As always I will knit a hat for Michael first, to judge the size and then knit mine, for my small (!?) head, with some tweaking. We chose colours for M’s hat when we had the pleasure to go to Jamieson’s Mill shop in Sandwich when we were in Shetland in June. 

The colours we bought.

So I looked at previous patterns and decided that M’s hat, if it was to go round his head comfortably needed 168 stitches, so that would mean 7 pattern repeats and further adjustment for the crown to have 6 repeats rather than 5 noted in the pattern instructions. As in previous years I punched a card to use for the main body of the hat with the knitting machine. As with other Wool Week hats I would knit the crown and rib in the round using dpns (3) and thus be able to use my knitting belt. 

I rearranged the colours from Jamieson’s and added another colour in addition to Elizabeth’s original design. In all I used 6 colours. I thought  I would knit a sample using yarns and colours from my stash that were as close as I could manage. I did not have dark grey so used black. 

I was pleased with my rearrangement compared to the pattern and knew I now needed to knit a sample in the real yarns. 

This was just not as striking, the purple was not standing out but appeared so much more muted. 

This shows the importance of : 

   Taking into account the value of all yarns

   Understanding how yarns react with adjacent yarns

   Sampling and sampling ......

So I looked further into my stash and found Shetland black jumper weight wool, left over from weaving the material for my black and red dogtooth skirt (2). 
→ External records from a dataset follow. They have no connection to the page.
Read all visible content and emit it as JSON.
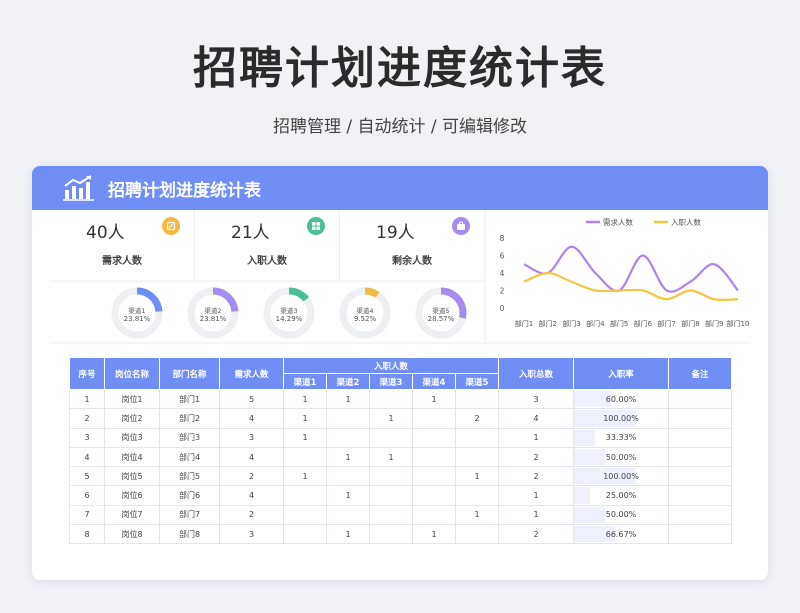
{
  "page": {
    "title": "招聘计划进度统计表",
    "subtitle": "招聘管理 / 自动统计 / 可编辑修改"
  },
  "card": {
    "title": "招聘计划进度统计表"
  },
  "stats": [
    {
      "value": "40人",
      "label": "需求人数",
      "color": "#f4b942",
      "icon": "edit-icon"
    },
    {
      "value": "21人",
      "label": "入职人数",
      "color": "#4cbf97",
      "icon": "grid-icon"
    },
    {
      "value": "19人",
      "label": "剩余人数",
      "color": "#a68cf0",
      "icon": "briefcase-icon"
    }
  ],
  "donuts": [
    {
      "label": "渠道1",
      "percent_text": "23.81%",
      "value": 23.81,
      "color": "#6f8ef6"
    },
    {
      "label": "渠道2",
      "percent_text": "23.81%",
      "value": 23.81,
      "color": "#a68cf0"
    },
    {
      "label": "渠道3",
      "percent_text": "14.29%",
      "value": 14.29,
      "color": "#4cbf97"
    },
    {
      "label": "渠道4",
      "percent_text": "9.52%",
      "value": 9.52,
      "color": "#f4b942"
    },
    {
      "label": "渠道5",
      "percent_text": "28.57%",
      "value": 28.57,
      "color": "#a68cf0"
    }
  ],
  "chart_data": {
    "type": "line",
    "categories": [
      "部门1",
      "部门2",
      "部门3",
      "部门4",
      "部门5",
      "部门6",
      "部门7",
      "部门8",
      "部门9",
      "部门10"
    ],
    "series": [
      {
        "name": "需求人数",
        "color": "#b083f0",
        "values": [
          5,
          4,
          7,
          4,
          2,
          6,
          2,
          3,
          5,
          2
        ]
      },
      {
        "name": "入职人数",
        "color": "#f4c542",
        "values": [
          3,
          4,
          3,
          2,
          2,
          2,
          1,
          2,
          1,
          1
        ]
      }
    ],
    "ylim": [
      0,
      8
    ],
    "yticks": [
      0,
      2,
      4,
      6,
      8
    ],
    "legend": "top-center",
    "grid": false
  },
  "table": {
    "headers": {
      "no": "序号",
      "post": "岗位名称",
      "dept": "部门名称",
      "demand": "需求人数",
      "hired_group": "入职人数",
      "channels": [
        "渠道1",
        "渠道2",
        "渠道3",
        "渠道4",
        "渠道5"
      ],
      "total": "入职总数",
      "rate": "入职率",
      "note": "备注"
    },
    "rows": [
      {
        "no": "1",
        "post": "岗位1",
        "dept": "部门1",
        "demand": "5",
        "ch": [
          "1",
          "1",
          "",
          "1",
          ""
        ],
        "total": "3",
        "rate": "60.00%",
        "rate_value": 0.6,
        "note": ""
      },
      {
        "no": "2",
        "post": "岗位2",
        "dept": "部门2",
        "demand": "4",
        "ch": [
          "1",
          "",
          "1",
          "",
          "2"
        ],
        "total": "4",
        "rate": "100.00%",
        "rate_value": 1.0,
        "note": ""
      },
      {
        "no": "3",
        "post": "岗位3",
        "dept": "部门3",
        "demand": "3",
        "ch": [
          "1",
          "",
          "",
          "",
          ""
        ],
        "total": "1",
        "rate": "33.33%",
        "rate_value": 0.3333,
        "note": ""
      },
      {
        "no": "4",
        "post": "岗位4",
        "dept": "部门4",
        "demand": "4",
        "ch": [
          "",
          "1",
          "1",
          "",
          ""
        ],
        "total": "2",
        "rate": "50.00%",
        "rate_value": 0.5,
        "note": ""
      },
      {
        "no": "5",
        "post": "岗位5",
        "dept": "部门5",
        "demand": "2",
        "ch": [
          "1",
          "",
          "",
          "",
          "1"
        ],
        "total": "2",
        "rate": "100.00%",
        "rate_value": 1.0,
        "note": ""
      },
      {
        "no": "6",
        "post": "岗位6",
        "dept": "部门6",
        "demand": "4",
        "ch": [
          "",
          "1",
          "",
          "",
          ""
        ],
        "total": "1",
        "rate": "25.00%",
        "rate_value": 0.25,
        "note": ""
      },
      {
        "no": "7",
        "post": "岗位7",
        "dept": "部门7",
        "demand": "2",
        "ch": [
          "",
          "",
          "",
          "",
          "1"
        ],
        "total": "1",
        "rate": "50.00%",
        "rate_value": 0.5,
        "note": ""
      },
      {
        "no": "8",
        "post": "岗位8",
        "dept": "部门8",
        "demand": "3",
        "ch": [
          "",
          "1",
          "",
          "1",
          ""
        ],
        "total": "2",
        "rate": "66.67%",
        "rate_value": 0.6667,
        "note": ""
      }
    ]
  }
}
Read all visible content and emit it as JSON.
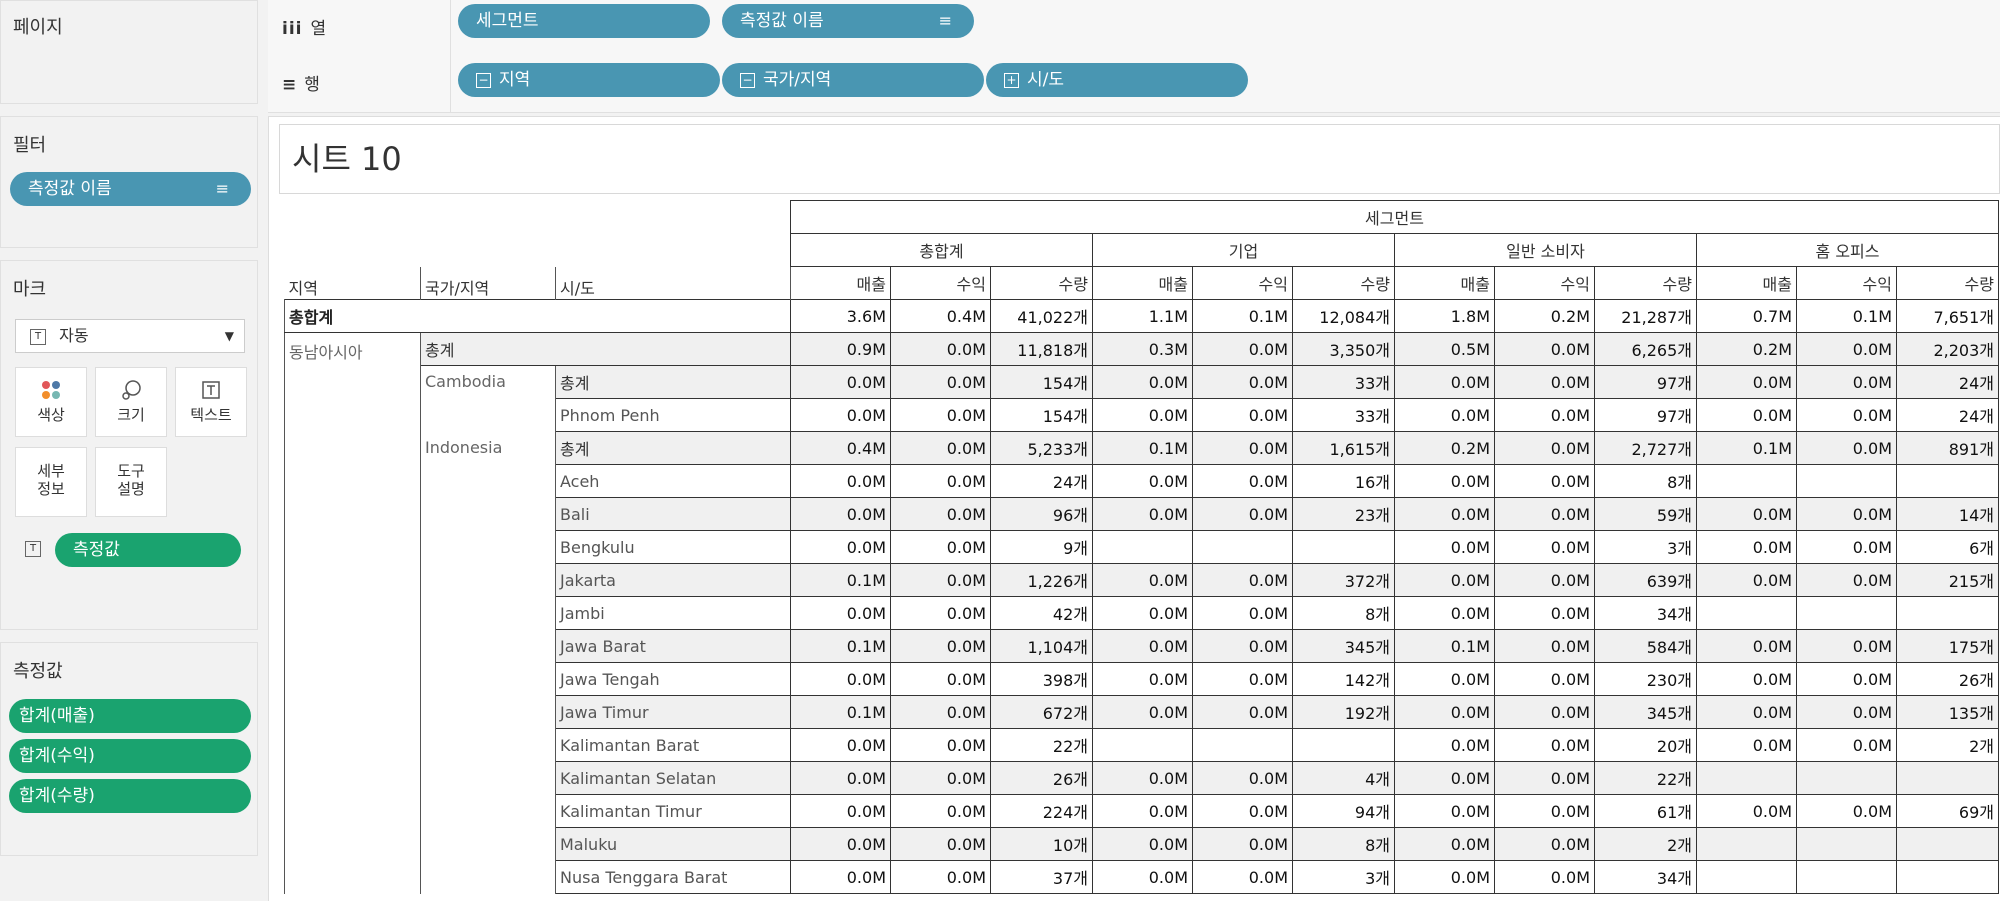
{
  "left_panel": {
    "pages_title": "페이지",
    "filters_title": "필터",
    "filter_pill": "측정값 이름",
    "marks_title": "마크",
    "marks_type": "자동",
    "marks_buttons": [
      {
        "label": "색상",
        "icon": "color-dots-icon"
      },
      {
        "label": "크기",
        "icon": "size-icon"
      },
      {
        "label": "텍스트",
        "icon": "text-icon"
      },
      {
        "label": "세부\n정보",
        "icon": "detail-icon"
      },
      {
        "label": "도구\n설명",
        "icon": "tooltip-icon"
      }
    ],
    "marks_pill": "측정값",
    "measures_title": "측정값",
    "measures": [
      "합계(매출)",
      "합계(수익)",
      "합계(수량)"
    ]
  },
  "shelves": {
    "columns_label": "열",
    "columns": [
      "세그먼트",
      "측정값 이름"
    ],
    "rows_label": "행",
    "rows": [
      "지역",
      "국가/지역",
      "시/도"
    ]
  },
  "sheet": {
    "title": "시트 10",
    "segment_header": "세그먼트",
    "dim_headers": [
      "지역",
      "국가/지역",
      "시/도"
    ],
    "groups": [
      "총합계",
      "기업",
      "일반 소비자",
      "홈 오피스"
    ],
    "measures": [
      "매출",
      "수익",
      "수량"
    ],
    "grand_total_label": "총합계",
    "region": "동남아시아",
    "subtotal_label": "총계",
    "countries": [
      "Cambodia",
      "Indonesia"
    ],
    "rows": [
      {
        "type": "grand",
        "label": "총합계",
        "values": [
          "3.6M",
          "0.4M",
          "41,022개",
          "1.1M",
          "0.1M",
          "12,084개",
          "1.8M",
          "0.2M",
          "21,287개",
          "0.7M",
          "0.1M",
          "7,651개"
        ]
      },
      {
        "type": "region-total",
        "label": "총계",
        "values": [
          "0.9M",
          "0.0M",
          "11,818개",
          "0.3M",
          "0.0M",
          "3,350개",
          "0.5M",
          "0.0M",
          "6,265개",
          "0.2M",
          "0.0M",
          "2,203개"
        ]
      },
      {
        "type": "city",
        "country": "Cambodia",
        "label": "총계",
        "bold": true,
        "values": [
          "0.0M",
          "0.0M",
          "154개",
          "0.0M",
          "0.0M",
          "33개",
          "0.0M",
          "0.0M",
          "97개",
          "0.0M",
          "0.0M",
          "24개"
        ]
      },
      {
        "type": "city",
        "label": "Phnom Penh",
        "values": [
          "0.0M",
          "0.0M",
          "154개",
          "0.0M",
          "0.0M",
          "33개",
          "0.0M",
          "0.0M",
          "97개",
          "0.0M",
          "0.0M",
          "24개"
        ]
      },
      {
        "type": "city",
        "country": "Indonesia",
        "label": "총계",
        "bold": true,
        "values": [
          "0.4M",
          "0.0M",
          "5,233개",
          "0.1M",
          "0.0M",
          "1,615개",
          "0.2M",
          "0.0M",
          "2,727개",
          "0.1M",
          "0.0M",
          "891개"
        ]
      },
      {
        "type": "city",
        "label": "Aceh",
        "values": [
          "0.0M",
          "0.0M",
          "24개",
          "0.0M",
          "0.0M",
          "16개",
          "0.0M",
          "0.0M",
          "8개",
          "",
          "",
          ""
        ]
      },
      {
        "type": "city",
        "label": "Bali",
        "values": [
          "0.0M",
          "0.0M",
          "96개",
          "0.0M",
          "0.0M",
          "23개",
          "0.0M",
          "0.0M",
          "59개",
          "0.0M",
          "0.0M",
          "14개"
        ]
      },
      {
        "type": "city",
        "label": "Bengkulu",
        "values": [
          "0.0M",
          "0.0M",
          "9개",
          "",
          "",
          "",
          "0.0M",
          "0.0M",
          "3개",
          "0.0M",
          "0.0M",
          "6개"
        ]
      },
      {
        "type": "city",
        "label": "Jakarta",
        "values": [
          "0.1M",
          "0.0M",
          "1,226개",
          "0.0M",
          "0.0M",
          "372개",
          "0.0M",
          "0.0M",
          "639개",
          "0.0M",
          "0.0M",
          "215개"
        ]
      },
      {
        "type": "city",
        "label": "Jambi",
        "values": [
          "0.0M",
          "0.0M",
          "42개",
          "0.0M",
          "0.0M",
          "8개",
          "0.0M",
          "0.0M",
          "34개",
          "",
          "",
          ""
        ]
      },
      {
        "type": "city",
        "label": "Jawa Barat",
        "values": [
          "0.1M",
          "0.0M",
          "1,104개",
          "0.0M",
          "0.0M",
          "345개",
          "0.1M",
          "0.0M",
          "584개",
          "0.0M",
          "0.0M",
          "175개"
        ]
      },
      {
        "type": "city",
        "label": "Jawa Tengah",
        "values": [
          "0.0M",
          "0.0M",
          "398개",
          "0.0M",
          "0.0M",
          "142개",
          "0.0M",
          "0.0M",
          "230개",
          "0.0M",
          "0.0M",
          "26개"
        ]
      },
      {
        "type": "city",
        "label": "Jawa Timur",
        "values": [
          "0.1M",
          "0.0M",
          "672개",
          "0.0M",
          "0.0M",
          "192개",
          "0.0M",
          "0.0M",
          "345개",
          "0.0M",
          "0.0M",
          "135개"
        ]
      },
      {
        "type": "city",
        "label": "Kalimantan Barat",
        "values": [
          "0.0M",
          "0.0M",
          "22개",
          "",
          "",
          "",
          "0.0M",
          "0.0M",
          "20개",
          "0.0M",
          "0.0M",
          "2개"
        ]
      },
      {
        "type": "city",
        "label": "Kalimantan Selatan",
        "values": [
          "0.0M",
          "0.0M",
          "26개",
          "0.0M",
          "0.0M",
          "4개",
          "0.0M",
          "0.0M",
          "22개",
          "",
          "",
          ""
        ]
      },
      {
        "type": "city",
        "label": "Kalimantan Timur",
        "values": [
          "0.0M",
          "0.0M",
          "224개",
          "0.0M",
          "0.0M",
          "94개",
          "0.0M",
          "0.0M",
          "61개",
          "0.0M",
          "0.0M",
          "69개"
        ]
      },
      {
        "type": "city",
        "label": "Maluku",
        "values": [
          "0.0M",
          "0.0M",
          "10개",
          "0.0M",
          "0.0M",
          "8개",
          "0.0M",
          "0.0M",
          "2개",
          "",
          "",
          ""
        ]
      },
      {
        "type": "city",
        "label": "Nusa Tenggara Barat",
        "values": [
          "0.0M",
          "0.0M",
          "37개",
          "0.0M",
          "0.0M",
          "3개",
          "0.0M",
          "0.0M",
          "34개",
          "",
          "",
          ""
        ]
      }
    ]
  }
}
The hat looked so much better with a black background as this restored the vibrancy of the Mirrie Dancers. The crown knitting was uneventful, I loved the effect given. I knitted the rib downwards again altering the pattern to give what I have began to call my rib. This was first used with the Croft house Wool Week hat in hand dyed meadowsweet yarns (4). Initially I cast off the rib super loosely but it turned out to be too loose so I had to carefully take that out yarn is not good for my eyes and in fact just used a plain rib cast off but on a bigger needle size. 

The completed rib

The full hat will be unveiled at the opening ceremony for Wool Week 2018 where M will wear the hat. 

.... and now for my version...... however I so love this there may just be a matching pair. 

  1. The pattern is available from Shetland Wool Week web site and is free during this year. You are welcome to knit one but not to sell. 
  2. Pictures of this are on the ‘landing page’ of my website which shows a selection of photos from sheep to skirt 
  3. Dpns - double pointed knitting needles. I prefer these to circular ones and knit in the round with 3 needles and a knitting belt. The method being perfected following classes with Hazel Tindall and also with Amanda Pottinger and Janet Irvine (from Whalsay) in classes in previous years with Shetland Wool Week. 
  4. Ella designed this hat for Wool Week 2016;the meadowsweet hat that I knitted is described including the rib here